I can recall the recording process of my song Maa Neth. Truth be told, it’s my favourite out of my own songs, and this is mostly because it was very sudden and very emotion-driven, but the outcome literally blew my mind.
I’m in the habit of recording random melodies that I fumble upon into my phone (just like Charlie Puth, yes). And in early January 2020, I was going through a breakup and I was more vexed than sad, to be honest. I have a notebook into which I write down lyrics that cross my mind. One fine day at work, I was thinking about the breakup and my irrational state at the time, and just threw a bunch of words together that I wrote down, went home the same day, and put it in line with one of the melodies I had in my voice notes and it sounded great. From that point, I took about three to four days to finish the writing process and polish it up. I did the initial chord work at home, and then went to Nisal’s studio and laid down the base. The next weekend we had a very long recording session from morning to evening where we tracked all the guitars and basses. After all things were said and done, we had this very punchy, angry pop-rock song which also has these underlying subtle emotions.
The production of that song made me realise how much a part emotion plays when it comes to music production.
Aside from music, you are also an advocate for mental health. What is your stance on the mental health support in Sri Lanka at the moment?
This is more of a “takes one to know one” situation. I’ve been struggling with my mental health for some time and during my time of struggling with it, I realised that the support for mental health in this country is beyond disappointing. There is a huge stigma around it, and most people don’t acknowledge it to be a legitimate condition that requires treatment and attention. I have personally heard the phrase “it’s just in your head” countless times, and I’ve been discouraged from seeking out help. First and foremost, we need awareness campaigns to break the stigma that surrounds this conversation. And we also need to continue to educate the masses that this is a legitimate illness which requires medication and/or therapy. We need people to be more understanding and kind towards this. We need them to be supportive. There’s honestly a lot that needs to be done in the topic of conversation, and the amount of work being put in by governments and authorities is very poor. But it’s heartwarming to see that there are support groups and individuals who try to help at their own time.

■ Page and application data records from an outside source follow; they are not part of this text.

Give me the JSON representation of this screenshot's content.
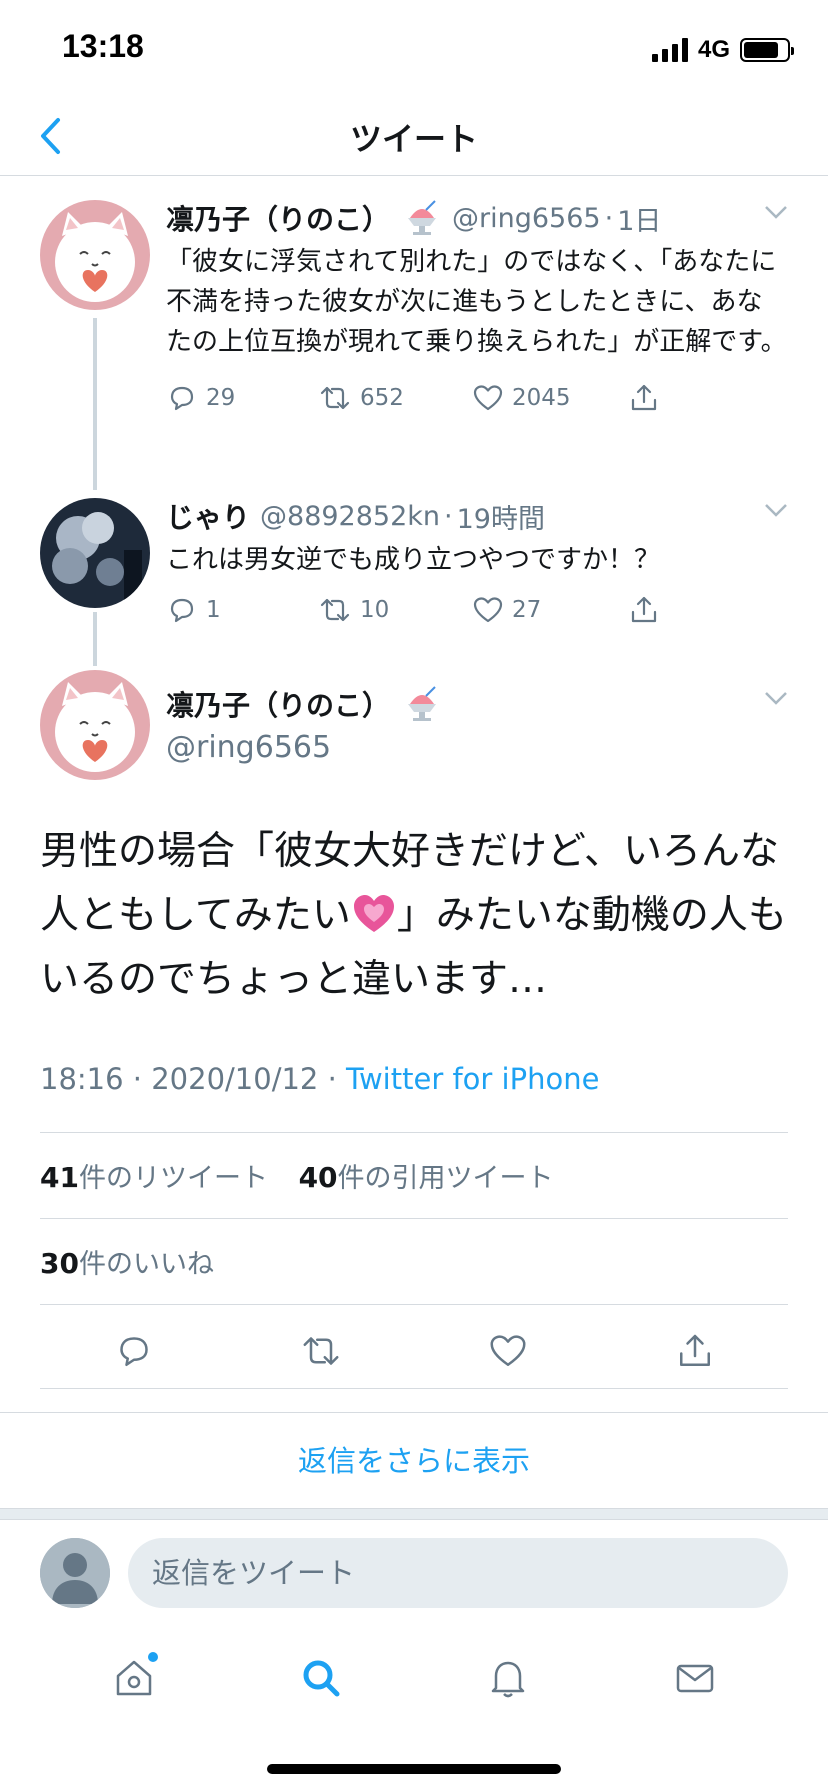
{
  "status_bar": {
    "time": "13:18",
    "network": "4G"
  },
  "header": {
    "title": "ツイート",
    "back_icon": "chevron-left-icon"
  },
  "thread": [
    {
      "display_name": "凛乃子（りのこ）",
      "handle": "@ring6565",
      "time": "1日",
      "text": "「彼女に浮気されて別れた」のではなく、「あなたに不満を持った彼女が次に進もうとしたときに、あなたの上位互換が現れて乗り換えられた」が正解です。",
      "replies": "29",
      "retweets": "652",
      "likes": "2045"
    },
    {
      "display_name": "じゃり",
      "handle": "@8892852kn",
      "time": "19時間",
      "text": "これは男女逆でも成り立つやつですか！？",
      "replies": "1",
      "retweets": "10",
      "likes": "27"
    }
  ],
  "main_tweet": {
    "display_name": "凛乃子（りのこ）",
    "handle": "@ring6565",
    "text_before_emoji": "男性の場合「彼女大好きだけど、いろんな人ともしてみたい",
    "text_after_emoji": "」みたいな動機の人もいるのでちょっと違います…",
    "time": "18:16",
    "date": "2020/10/12",
    "source": "Twitter for iPhone",
    "retweet_count": "41",
    "retweet_label": "件のリツイート",
    "quote_count": "40",
    "quote_label": "件の引用ツイート",
    "like_count": "30",
    "like_label": "件のいいね"
  },
  "more_replies_label": "返信をさらに表示",
  "reply_bar": {
    "placeholder": "返信をツイート"
  },
  "tab_bar": [
    "home-icon",
    "search-icon",
    "bell-icon",
    "mail-icon"
  ],
  "colors": {
    "accent": "#1da1f2",
    "secondary_text": "#657786",
    "divider": "#d6dbe0"
  }
}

The reason I have the tag “mental health advocate” on my social media is because I know what it’s like to not get the support that is needed. So I try to do my part in trying to be there for someone who needs aforementioned support.
If you could change one thing, what would it be?
I would very much try to change the mindset of a majority of people in this country. We have sadly embedded a mindset of ego, superiority, lack of understanding and compassion, so on and so forth. People need to move on from archaic ideologies (which mostly stem from the lack of understanding), and move on with the new world. We may have been taught something, but we can always unlearn and relearn.
So, when can we look forward to some new music?
A new song by the title of Heenayak will be released at the end of February 2021. And I’m also in the studio for another song which I hope to release at the end of March or early April 2021. Hang tight until then. And don’t forget to check out the music, as it’s available on all major streaming services.
Any advice for aspiring musicians?
Being in the music industry here in Sri Lanka is a struggle. It can be very difficult for a new young artist to emerge into the masses. But the key is in your persistence and perseverance. Keep honing your craft, learn new things, and try out new things. You will come across the thought to give up many times, but always keep true to that dream of yours. Envision it, put in the work for it, and without realising it you will be living it.
What is your ideology/methodology when producing music?
Most of the time, I tend to write the lyrics and make the melody. And when it comes to the recording process, I play the drums, guitars, and pianos/keys. My producer then takes it from there to make it apt to industry standards.
Photos Che Studio, Pearlbay Studios